=== AIM OF THE EXERCISE ===
Among the lines below, which ones contain the word "sumALLnumbers"? Copy every such line.
___ MATERIAL FOR THIS EXERCISE ___
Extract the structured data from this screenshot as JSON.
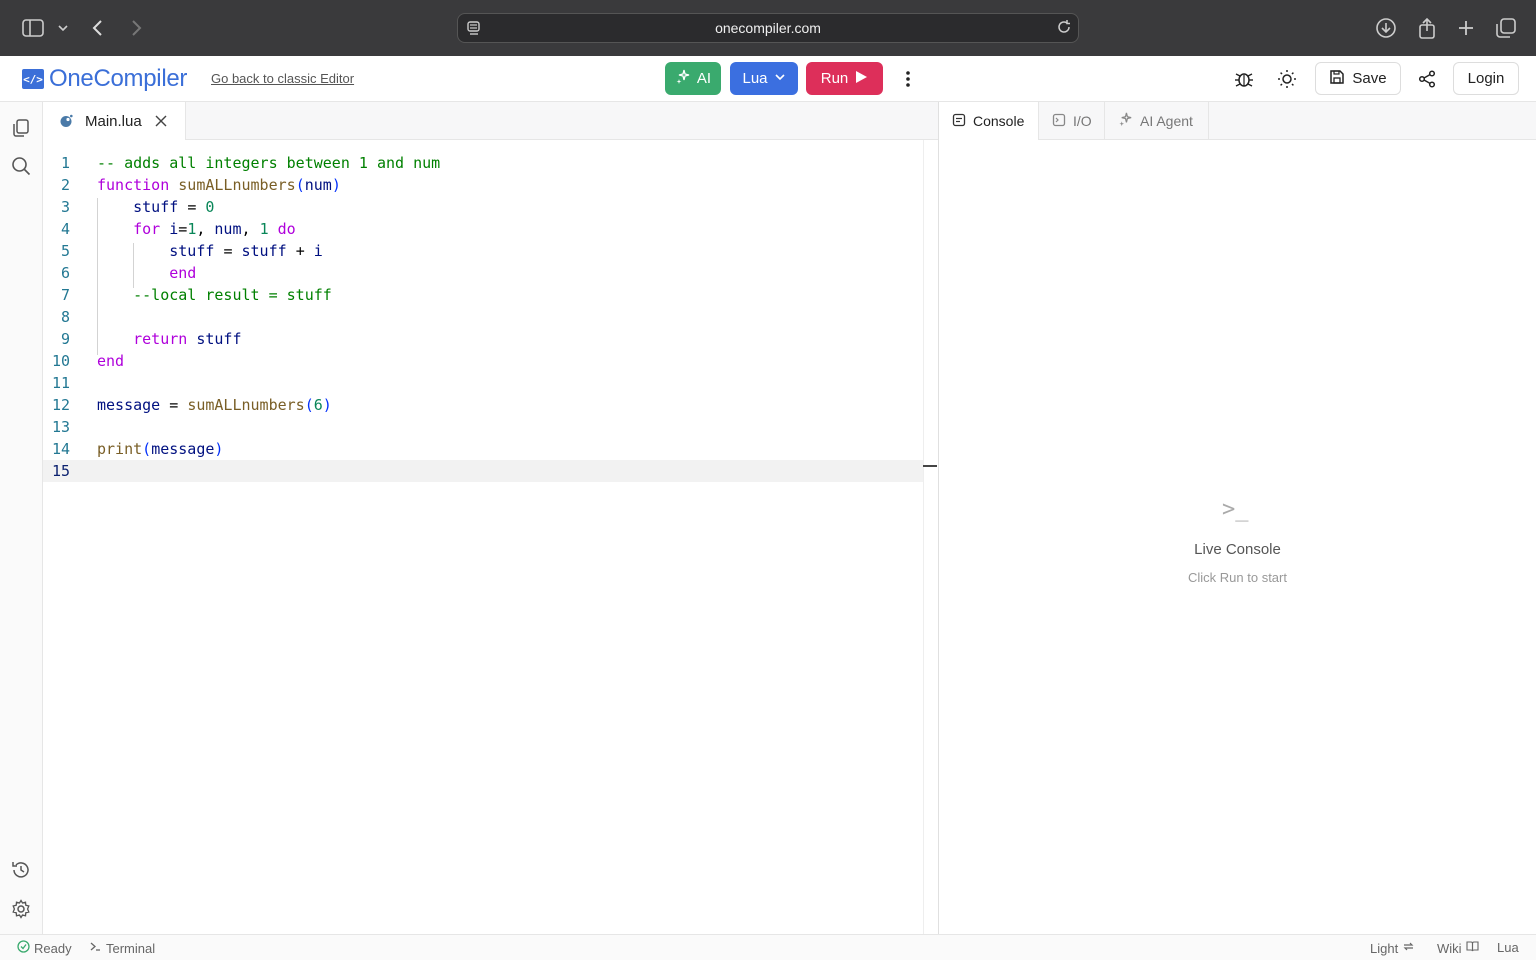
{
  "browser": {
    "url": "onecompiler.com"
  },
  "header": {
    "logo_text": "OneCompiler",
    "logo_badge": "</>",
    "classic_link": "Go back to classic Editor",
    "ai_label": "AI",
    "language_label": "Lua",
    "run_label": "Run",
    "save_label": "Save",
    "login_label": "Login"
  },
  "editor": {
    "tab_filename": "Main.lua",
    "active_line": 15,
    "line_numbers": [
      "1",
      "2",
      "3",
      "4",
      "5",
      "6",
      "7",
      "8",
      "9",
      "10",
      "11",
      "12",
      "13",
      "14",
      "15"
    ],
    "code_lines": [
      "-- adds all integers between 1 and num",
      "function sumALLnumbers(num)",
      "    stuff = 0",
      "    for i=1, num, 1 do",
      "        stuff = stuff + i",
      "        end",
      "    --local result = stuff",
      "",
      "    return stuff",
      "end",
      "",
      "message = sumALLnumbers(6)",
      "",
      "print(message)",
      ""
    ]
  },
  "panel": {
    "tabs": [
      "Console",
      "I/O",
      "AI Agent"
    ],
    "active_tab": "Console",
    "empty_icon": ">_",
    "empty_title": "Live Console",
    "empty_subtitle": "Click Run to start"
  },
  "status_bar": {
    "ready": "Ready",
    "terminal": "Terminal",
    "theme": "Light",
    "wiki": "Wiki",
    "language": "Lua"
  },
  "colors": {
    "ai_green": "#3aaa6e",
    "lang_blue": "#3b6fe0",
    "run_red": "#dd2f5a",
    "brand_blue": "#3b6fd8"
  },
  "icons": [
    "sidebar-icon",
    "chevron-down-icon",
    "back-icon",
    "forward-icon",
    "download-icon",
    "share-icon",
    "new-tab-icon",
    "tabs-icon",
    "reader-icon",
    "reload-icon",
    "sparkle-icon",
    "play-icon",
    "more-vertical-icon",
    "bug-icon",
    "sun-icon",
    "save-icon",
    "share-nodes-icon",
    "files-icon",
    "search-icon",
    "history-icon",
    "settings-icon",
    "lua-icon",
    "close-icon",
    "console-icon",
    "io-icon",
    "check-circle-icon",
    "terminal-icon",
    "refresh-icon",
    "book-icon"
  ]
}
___
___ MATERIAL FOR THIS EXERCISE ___
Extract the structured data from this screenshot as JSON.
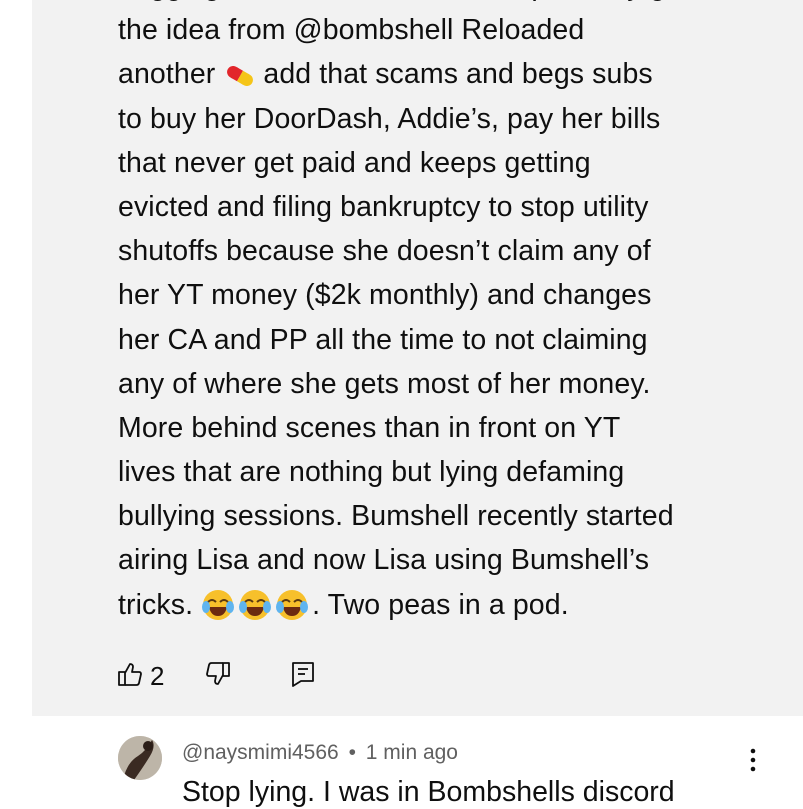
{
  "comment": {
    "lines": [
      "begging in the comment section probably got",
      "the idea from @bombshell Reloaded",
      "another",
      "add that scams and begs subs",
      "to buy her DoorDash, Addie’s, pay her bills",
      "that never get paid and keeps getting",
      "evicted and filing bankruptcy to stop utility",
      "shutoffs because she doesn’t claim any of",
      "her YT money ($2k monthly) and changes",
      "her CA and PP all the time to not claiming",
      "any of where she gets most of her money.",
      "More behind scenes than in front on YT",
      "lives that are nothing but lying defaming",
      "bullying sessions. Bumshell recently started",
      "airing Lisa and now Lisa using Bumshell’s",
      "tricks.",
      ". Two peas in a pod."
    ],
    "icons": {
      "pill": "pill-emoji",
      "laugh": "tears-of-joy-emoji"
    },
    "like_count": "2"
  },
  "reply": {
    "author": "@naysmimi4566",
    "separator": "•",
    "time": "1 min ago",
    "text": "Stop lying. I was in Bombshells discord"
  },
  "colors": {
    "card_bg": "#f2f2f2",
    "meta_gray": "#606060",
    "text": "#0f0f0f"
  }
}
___
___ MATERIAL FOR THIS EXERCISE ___
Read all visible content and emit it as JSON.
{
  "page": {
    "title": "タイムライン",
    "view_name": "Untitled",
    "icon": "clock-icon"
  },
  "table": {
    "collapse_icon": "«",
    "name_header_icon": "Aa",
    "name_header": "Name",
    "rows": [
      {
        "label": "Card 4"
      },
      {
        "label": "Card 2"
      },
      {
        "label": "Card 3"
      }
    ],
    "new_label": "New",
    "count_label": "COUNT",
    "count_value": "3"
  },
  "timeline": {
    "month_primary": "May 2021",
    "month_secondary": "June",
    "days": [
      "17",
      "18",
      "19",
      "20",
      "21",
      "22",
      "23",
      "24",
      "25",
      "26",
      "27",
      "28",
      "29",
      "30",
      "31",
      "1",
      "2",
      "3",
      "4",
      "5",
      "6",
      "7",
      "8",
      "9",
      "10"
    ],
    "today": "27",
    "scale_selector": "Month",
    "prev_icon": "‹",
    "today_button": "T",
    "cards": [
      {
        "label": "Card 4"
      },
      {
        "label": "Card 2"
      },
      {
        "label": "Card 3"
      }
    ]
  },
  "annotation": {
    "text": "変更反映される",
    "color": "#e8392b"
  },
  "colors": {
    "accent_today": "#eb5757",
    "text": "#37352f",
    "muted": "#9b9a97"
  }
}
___
=== SOLUTION BELOW ===
      "function sumALLnumbers(num)",
      "message = sumALLnumbers(6)",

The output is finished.